If I were asked to state the Government's objectives, I would say that they are, to bring down the rate of inflation, to privatise some public sector assets and to have a massive training programme for the young. Those are admirable objectives, but they are not in themselves sufficient.

We must ask other questions. How will we provide for the rapidly growing number of very elderly people in the next 20 years? How will we meet the cost of expensive medical equipment, and further scientific advance in medicine and drugs? How will we meet the cost of the extraordinarily expensive defence equipment year after year? How will we finance the state occupational pension scheme? How will we replace the loss of oil revenue? I wonder whether these important questions are being considered carefully or whether a strategy exists or is being formulated.

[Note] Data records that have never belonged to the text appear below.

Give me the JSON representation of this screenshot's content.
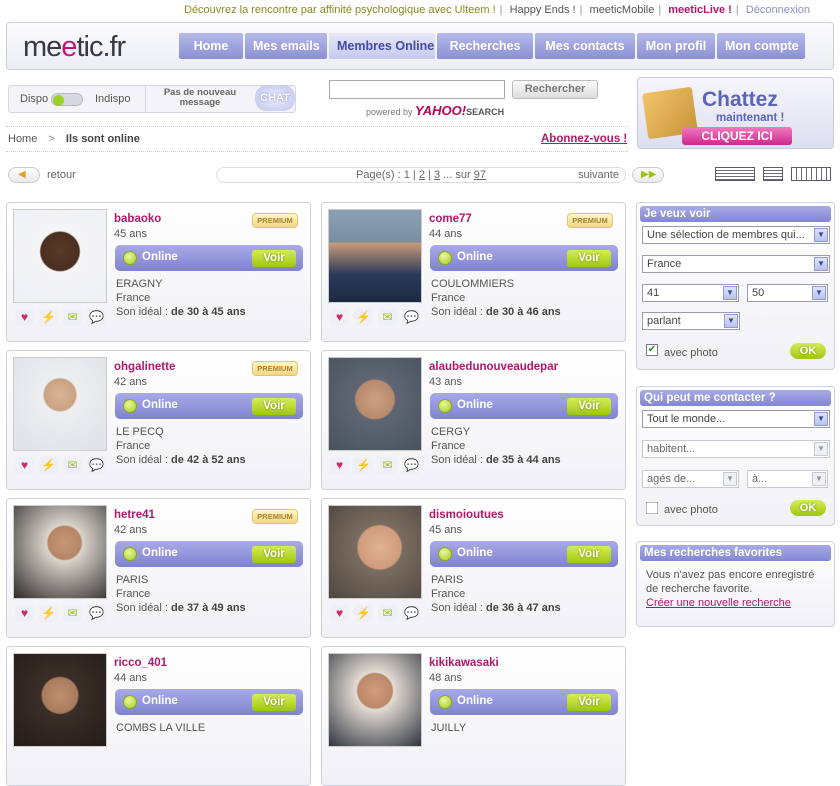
{
  "toplinks": {
    "promo": "Découvrez la rencontre par affinité psychologique avec Ulteem !",
    "happy_ends": "Happy Ends !",
    "mobile": "meeticMobile",
    "live": "meeticLive !",
    "logout": "Déconnexion"
  },
  "logo": {
    "part1": "me",
    "e": "e",
    "part2": "tic.fr"
  },
  "nav": [
    "Home",
    "Mes emails",
    "Membres Online",
    "Recherches",
    "Mes contacts",
    "Mon profil",
    "Mon compte"
  ],
  "status": {
    "dispo": "Dispo",
    "indispo": "Indispo",
    "message": "Pas de nouveau message",
    "chat": "CHAT"
  },
  "search": {
    "button": "Rechercher",
    "powered_by": "powered by",
    "yahoo": "YAHOO!",
    "search_word": "SEARCH"
  },
  "banner": {
    "line1": "Chattez",
    "line2": "maintenant !",
    "cta": "CLIQUEZ ICI"
  },
  "breadcrumb": {
    "home": "Home",
    "sep": ">",
    "current": "Ils sont online"
  },
  "subscribe": "Abonnez-vous !",
  "pager": {
    "back": "retour",
    "pages_label": "Page(s) : 1 |",
    "p2": "2",
    "p3": "3",
    "more": "... sur",
    "total": "97",
    "next": "suivante"
  },
  "cards": [
    {
      "name": "babaoko",
      "age": "45 ans",
      "premium": "PREMIUM",
      "status": "Online",
      "voir": "Voir",
      "city": "ERAGNY",
      "country": "France",
      "ideal_label": "Son idéal :",
      "ideal": "de 30 à 45 ans"
    },
    {
      "name": "come77",
      "age": "44 ans",
      "premium": "PREMIUM",
      "status": "Online",
      "voir": "Voir",
      "city": "COULOMMIERS",
      "country": "France",
      "ideal_label": "Son idéal :",
      "ideal": "de 30 à 46 ans"
    },
    {
      "name": "ohgalinette",
      "age": "42 ans",
      "premium": "PREMIUM",
      "status": "Online",
      "voir": "Voir",
      "city": "LE PECQ",
      "country": "France",
      "ideal_label": "Son idéal :",
      "ideal": "de 42 à 52 ans"
    },
    {
      "name": "alaubedunouveaudepar",
      "age": "43 ans",
      "premium": "",
      "status": "Online",
      "voir": "Voir",
      "city": "CERGY",
      "country": "France",
      "ideal_label": "Son idéal :",
      "ideal": "de 35 à 44 ans"
    },
    {
      "name": "hetre41",
      "age": "42 ans",
      "premium": "PREMIUM",
      "status": "Online",
      "voir": "Voir",
      "city": "PARIS",
      "country": "France",
      "ideal_label": "Son idéal :",
      "ideal": "de 37 à 49 ans"
    },
    {
      "name": "dismoioutues",
      "age": "45 ans",
      "premium": "",
      "status": "Online",
      "voir": "Voir",
      "city": "PARIS",
      "country": "France",
      "ideal_label": "Son idéal :",
      "ideal": "de 36 à 47 ans"
    },
    {
      "name": "ricco_401",
      "age": "44 ans",
      "premium": "",
      "status": "Online",
      "voir": "Voir",
      "city": "COMBS LA VILLE",
      "country": "",
      "ideal_label": "",
      "ideal": ""
    },
    {
      "name": "kikikawasaki",
      "age": "48 ans",
      "premium": "",
      "status": "Online",
      "voir": "Voir",
      "city": "JUILLY",
      "country": "",
      "ideal_label": "",
      "ideal": ""
    }
  ],
  "card_icons": [
    "heart-plus-icon",
    "flash-icon",
    "email-icon",
    "chat-bubble-icon"
  ],
  "sidebar": {
    "jeveux": {
      "title": "Je veux voir",
      "selection": "Une sélection de membres qui...",
      "country": "France",
      "age_min": "41",
      "age_max": "50",
      "lang": "parlant",
      "photo_label": "avec photo",
      "ok": "OK"
    },
    "contact": {
      "title": "Qui peut me contacter ?",
      "who": "Tout le monde...",
      "habitent": "habitent...",
      "ages": "agés de...",
      "a": "à...",
      "photo_label": "avec photo",
      "ok": "OK"
    },
    "favs": {
      "title": "Mes recherches favorites",
      "text1": "Vous n'avez pas encore enregistré",
      "text2": "de recherche favorite.",
      "link": "Créer une nouvelle recherche"
    }
  },
  "colors": {
    "accent": "#8287d2",
    "brand": "#b0186a",
    "green": "#9fc513",
    "olive": "#8a8a1a"
  }
}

The public expenditure programme is too short in its time scale. I appreciate that three years is a long time when dealing with practical projections of programmes and resources. Since we are dealing with rolling programmes which follow on year after year, no thought is given to whether, in the prevailing circumstances, the work of a Department needs to be done differently or at all, or whether tax cuts can take the place of public expenditure. Still less is the work of a Department measured against the priorities and challenges of the next decade. I cannot but think that the shape of Departments and their work should reflect the challenge of the future rather than the programmes of the past.

It seems as though the Chancellor and the Chief Secretary to the Treasury are like men beleaguered by spending Ministers. Is it not time to create a new office, attached perhaps to the Cabinet Office, charged with formulating the demands for public expenditure for the next decade, examining the operations of the Departments in the light of those demands, recommending policies that seem to meet those demands, outlining the consequences if they are not met and presenting such policies and consequences for decision by the Cabinet? Once such policies had been discussed, and either accepted or rejected, the priorities would be agreed by the entire Cabinet and it would then be for Ministers to implement the decisions.

Moreover, the House and the country could be informed as soon as possible about these plans and the reasons for them. It would be clear to the country that the Government were acting in the interests of the whole nation. It should follow from that that the public service would have clear objectives which would improve morale and the public would feel engaged in a national effort. After all, is it not strange that a "Star Chamber" exists to carry through short-term cuts among all Departments, but that no comparable body exists to consider the future?

It seems to me that the creation of such an office, the fact that Government policy would be based on knowledge, the selection of priorities and consent to implement and publish them openly might create what would be seen as a national Government and deserve to be supported by the nation.